Moving forward without regrets
I had a great catch up with one of my former bosses this week. He’s undoubtedly the best supervising partner I’ve ever had (where I worked that didn’t mean much), though he didn’t really supervise me much as I was often pulled away by other partners for long-term deals and projects. However, I always appreciated his sharp wit and I was extremely grateful for his help and support when I told him I had decided to make a switch (and he wasn’t even my supervisor then). Interestingly, both of us have left our old firm and are starting something new. I’m heading into the uncharted waters of writing while he has abandoned his million-dollar income for a fresh life as a barrister.
[For those who aren’t familiar, we used to work in a commercial law firm where we represented and advised corporate clients. We could attend court on our clients’ behalf but that’s not our specialty — for contentious points of law or full blown trials and hearings we usually brief barristers (the guys that wear cloaks and wigs) to get their expert opinion or to get them to represent the client on our behalf. In some ways, barristers are like freelance writers who have to manage their own business and clients. Good ones earn big bucks. Bad ones struggle to make ends meet. In Australia, you only need to take the bar exam to become a barrister — in America you need to pass it just to practice as an ordinary lawyer.]

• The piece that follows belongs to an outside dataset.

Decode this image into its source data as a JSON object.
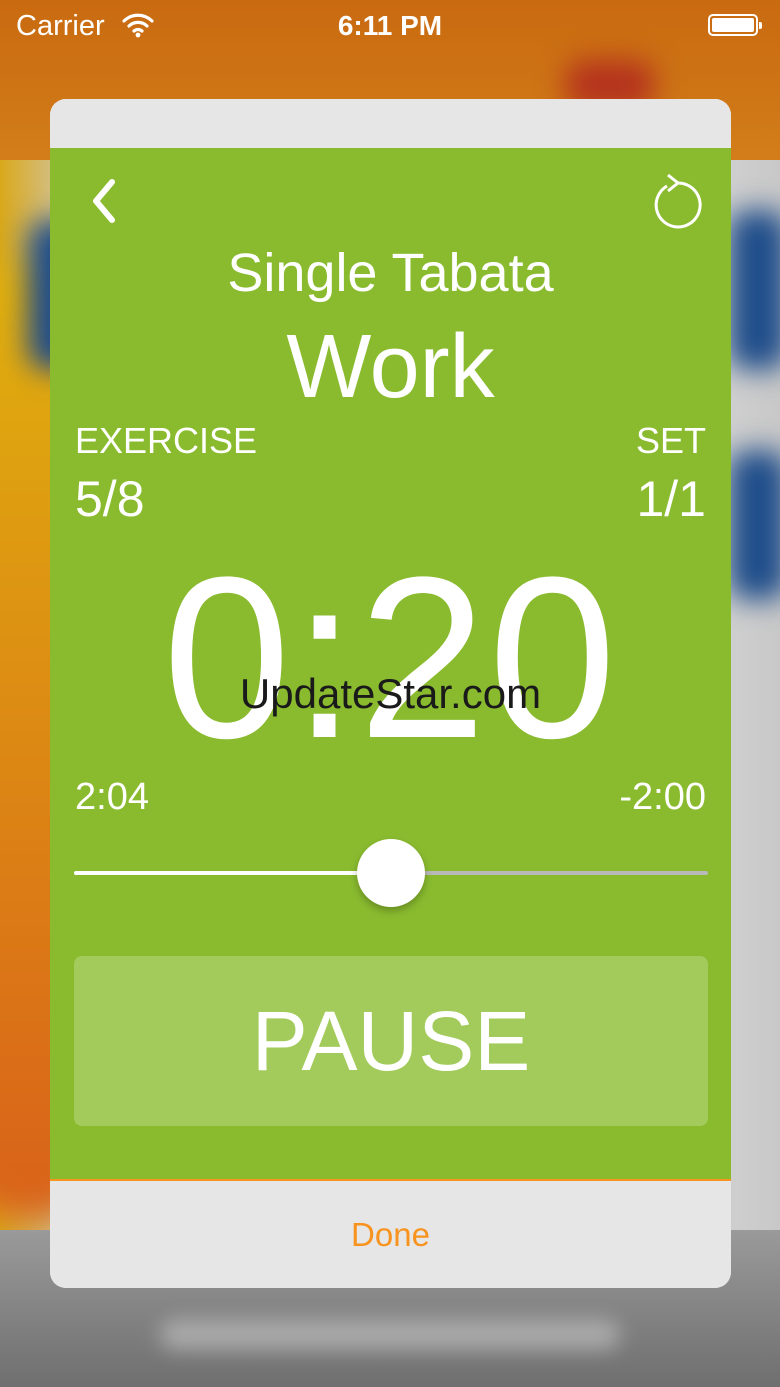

For both of us, the decision to leave was not all that hard. Obviously it was easier for me because I had only been a lawyer for about four years and I had lost all passion for the work I was doing. Well, it’s questionable whether I ever had the ‘passion’ to begin with. Enthusiasm, maybe, but I wouldn’t go much further than that. On top of that there was the constant stress, anxiety and long hours that had morphed my once youthful appearance into something more commensurate to my real age, or perhaps even beyond. I just wanted to get out, and the earlier I did it the better.
For him, it must have been a titanic struggle. He had been a partner for almost a decade, meaning he was probably taking home around $1.5m a year. Most barristers apparently make a loss in their first year or two while they build their profile and business. With a family and several young children to support, the financial comfort could have been reason enough to tough it out. But he admitted that he had had enough of the place and that he simply wasn’t enjoying it any more. Partners were dropping like flies in the prolonged aftermath of the 2008 GFC and there must have been ridiculous pressure to keep his practice afloat.

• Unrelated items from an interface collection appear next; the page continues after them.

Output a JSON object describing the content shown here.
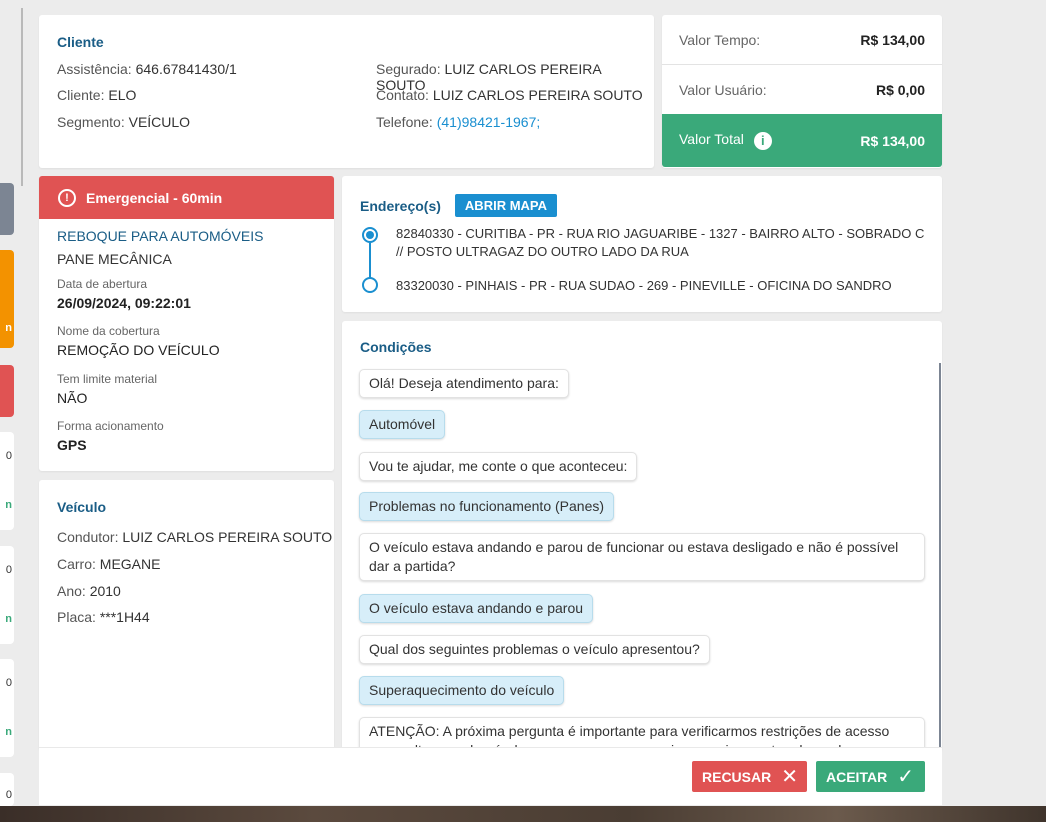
{
  "cliente": {
    "title": "Cliente",
    "assistencia_label": "Assistência:",
    "assistencia": "646.67841430/1",
    "cliente_label": "Cliente:",
    "cliente": "ELO",
    "segmento_label": "Segmento:",
    "segmento": "VEÍCULO",
    "segurado_label": "Segurado:",
    "segurado": "LUIZ CARLOS PEREIRA SOUTO",
    "contato_label": "Contato:",
    "contato": "LUIZ CARLOS PEREIRA SOUTO",
    "telefone_label": "Telefone:",
    "telefone": "(41)98421-1967;"
  },
  "valores": {
    "tempo_label": "Valor Tempo:",
    "tempo": "R$ 134,00",
    "usuario_label": "Valor Usuário:",
    "usuario": "R$ 0,00",
    "total_label": "Valor Total",
    "total": "R$ 134,00",
    "total_color": "#3aa97a"
  },
  "servico": {
    "badge": "Emergencial - 60min",
    "tipo": "REBOQUE PARA AUTOMÓVEIS",
    "motivo": "PANE MECÂNICA",
    "data_label": "Data de abertura",
    "data": "26/09/2024, 09:22:01",
    "cobertura_label": "Nome da cobertura",
    "cobertura": "REMOÇÃO DO VEÍCULO",
    "limite_label": "Tem limite material",
    "limite": "NÃO",
    "forma_label": "Forma acionamento",
    "forma": "GPS",
    "badge_color": "#e05353"
  },
  "veiculo": {
    "title": "Veículo",
    "condutor_label": "Condutor:",
    "condutor": "LUIZ CARLOS PEREIRA SOUTO",
    "carro_label": "Carro:",
    "carro": "MEGANE",
    "ano_label": "Ano:",
    "ano": "2010",
    "placa_label": "Placa:",
    "placa": "***1H44"
  },
  "enderecos": {
    "title": "Endereço(s)",
    "map_button": "ABRIR MAPA",
    "origem": "82840330 - CURITIBA - PR - RUA RIO JAGUARIBE - 1327 - BAIRRO ALTO - SOBRADO C // POSTO ULTRAGAZ DO OUTRO LADO DA RUA",
    "destino": "83320030 - PINHAIS - PR - RUA SUDAO - 269 - PINEVILLE - OFICINA DO SANDRO"
  },
  "condicoes": {
    "title": "Condições",
    "messages": [
      {
        "text": "Olá! Deseja atendimento para:"
      },
      {
        "text": "Automóvel"
      },
      {
        "text": "Vou te ajudar, me conte o que aconteceu:"
      },
      {
        "text": "Problemas no funcionamento (Panes)"
      },
      {
        "text": "O veículo estava andando e parou de funcionar ou estava desligado e não é possível dar a partida?"
      },
      {
        "text": "O veículo estava andando e parou"
      },
      {
        "text": "Qual dos seguintes problemas o veículo apresentou?"
      },
      {
        "text": "Superaquecimento do veículo"
      },
      {
        "text": "ATENÇÃO: A próxima pergunta é importante para verificarmos restrições de acesso como altura ou desnível para que possamos enviar o equipamento adequado para"
      }
    ]
  },
  "actions": {
    "recusar": "RECUSAR",
    "aceitar": "ACEITAR",
    "recusar_color": "#e05353",
    "aceitar_color": "#3aa97a"
  },
  "side_cards": [
    "n",
    "0",
    "n",
    "0",
    "n",
    "0",
    "n",
    "0"
  ]
}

I’d be lying if I said I never wondered what it would be like had I not quit the law and just stuck with it. On good days I would think about the positives of working there, such as the pay, friends and the perks that come with working in a big firm with loads of money to throw around. If I had stayed, I would have been earning well in excess of a 6-figure salary by now, and considering how tough it’s been financially the last year or so (thank goodness the wife still earns something), that money surely would have been nice to have.
I have a few friends who started around the same time as me that are earning big bucks now, and a few aren’t all that far away from partnership (in that I mean 3 or 4 years…if they’re lucky). I had another friend who left the law to become a journalist tell me the other day that a former colleague of ours (whom a new recruit once thought was my gay lover — we arrived late together to an after-work function) is now a partner at a rival law firm. He had just been made senior associate when I was around and must have taken the fast track to partnership. I couldn’t picture the campy person that I knew, with his arms flailing all over the place every time he spoke, being a partner of a big law firm. And yet he was.
My ex-supervisor had told me before, and he told me again when we caught up, that I’d most probably make partner if I stayed. For a moment my ego inflated and I fantasised the prestige and income that came with it. But just as quickly I tore it down. There wasn’t any part of me that wanted that life any more, and certainly no part of me was willing to endure the torture to get there.
He then said something that made a lot of sense, and applied to both of us. He said that he could have, if he really wanted to, toughed it out — but then he would have always regretted not giving his new career a try. He had always wanted to be a barrister but, like many others before him, got caught up in the partnership ladder and never got to live his dream. If things don’t work out as a barrister, then fine, he would seek something else, but at least he knew in his heart that he gave it a try.
I feel the same. You won’t believe how many people think I’m crazy for switching to writing — most just give a friendly warning about how hard it is but you can tell from their eyes that they think you’re crazier than a bald-headed Britney. But if my ex-supervisor — someone that had already done the hard yards and was earning millions could walk away and start over — and can bear the condescension and doubting voices of his family, friends and peers, then surely it can’t be that hard for someone like me. I’m fortunate to be in a position where I have the ability and opportunity to make a change. If I don’t take advantage of it and put in 100% then I am a fool.
The fear and doubt is still there but at least I am moving forward with no regrets.